How many times have you heard this question before when talking to clients whose house you’re about to list? “Can’t we just try it at this price for a couple of weeks?” It’s common knowledge that pricing a home successfully and for a timely sale is eighty percent of the game. Simply stated, market value is the price a buyer is willing to pay. In a down trending market, hitting that valuation target can prove an elusive bulls-eye. Home pricing is not a fine science and there can be a lot of intuitive work especially in those instances where comparables are hard to come by.
Typically, sellers will see the highest level of showing and previewing activity in the first two weeks of market time. The challenge, then, is for sellers to price their property precisely where it meets is prospective buyer’s expectations at their highest level. To illustrate my point, let’s use a listing price of $450,000 as our benchmark. The (Seattle market, slightly above median price range) house, a 1750 square foot mid- century rambler is in a residential neighborhood, has been updated in the last decade and is desirably configured with three bedrooms, 1.75 bath and one car garage.
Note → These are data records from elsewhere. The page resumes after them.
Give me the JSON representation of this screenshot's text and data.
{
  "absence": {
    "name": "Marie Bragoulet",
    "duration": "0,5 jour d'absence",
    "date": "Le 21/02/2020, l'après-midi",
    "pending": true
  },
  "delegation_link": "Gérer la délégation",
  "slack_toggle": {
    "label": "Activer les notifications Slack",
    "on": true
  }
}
It sits on a comfortable 7,500 square foot lot and offers easy access to local amenities. Assuming a balanced or seller’s market which we have enjoyed for several years, the well-priced house is likely to sell at or above its listing price. However, despite the fact ours is amongst the top housing markets in the country today, there has been a tremendous increase in active inventory relative to this time last year and it’s having an effect on pricing. How then, do you counsel your clients when pricing conditions are fluctuating unpredictably?
When I conduct a listing presentation for new clients, I diagram for them the first few weeks of market time like this. Imagine a graph with the vertical line representing price, the horizontal market time. Market data indicates the home is well-priced at 450K, yet my clients want to try it at 470K because, over the last few years, inventory has moved briskly and they “need” their price. On the graph’s price line, I indicate for them the two prices, 450K and 470K. From the 450K mark, I draw a horizontal line extending out a couple of weeks, perhaps more, after which it begins its slow descent towards the 440K, 430K mark, etc. I also draw a line from the 470K mark in the same horizontal direction. Only, after a similar period, it makes a precipitous drop, actually passing the other line to a lower price point. I shade in the gap between the two lines. (Remember, this is theory only and each market has its unique dynamic, so time and dollar amount will differ accordingly.)
I detail for my clients how today’s buyers spend much of their time familiarizing themselves with inventory on-line before even contacting an agent and that they are apt to be very well-informed when entering the market place. Furthermore, good agents stay on top of market pricing by touring and previewing new inventory on a regular basis. The risk to the seller then is this. If they price their home too high, buyers who can afford it won’t see it because it’s not appearing on their radar or their agent isn’t including it in showing tours. Furthermore, buyers who are in the 470K range are using the home as a means of comparison to other similarly priced properties which they find offer more in terms of square footage, updates, location, etc. Thus, they are using my client’s home to justify purchase of another one. I explain to them further that, once agents and consumers have become familiar with the property and now consider it priced too high, it becomes “shop warn”, the message being there must be something wrong with it. And so, the pricing chase begins. With a few more weeks on the market, and several price drops later, the house is now priced below 450K where it would have likely sold originally. Not only did the seller not realize their original goal of attracting the best qualified buyers, they leaving money on the table ultimately.
I make it a practice in my business not to take on clients whose pricing expectations differ dramatically from what market data is revealing. Certainly, there are agents in every market who will list a house at whatever price the seller determines, knowing full well market forces will drive down the price ultimately. The upside for the agent is a sign in a seller’s front yard which can be leveraged for marketing and further business. Personally, I think this is a bad strategy as agents can and do develop reputations for poor business conduct. Furthermore, the referral-based business I run is built on strong results and client satisfaction. I prefer not to spend my marketing dollars on a property whose seller maintains unrealistic pricing expectations. After all, my compensation comes when the deal closes, not before and I certainly am not in the habit of throwing good money after bad.In taking time to educate your client thoroughly, you protect not only their interests but your own as well.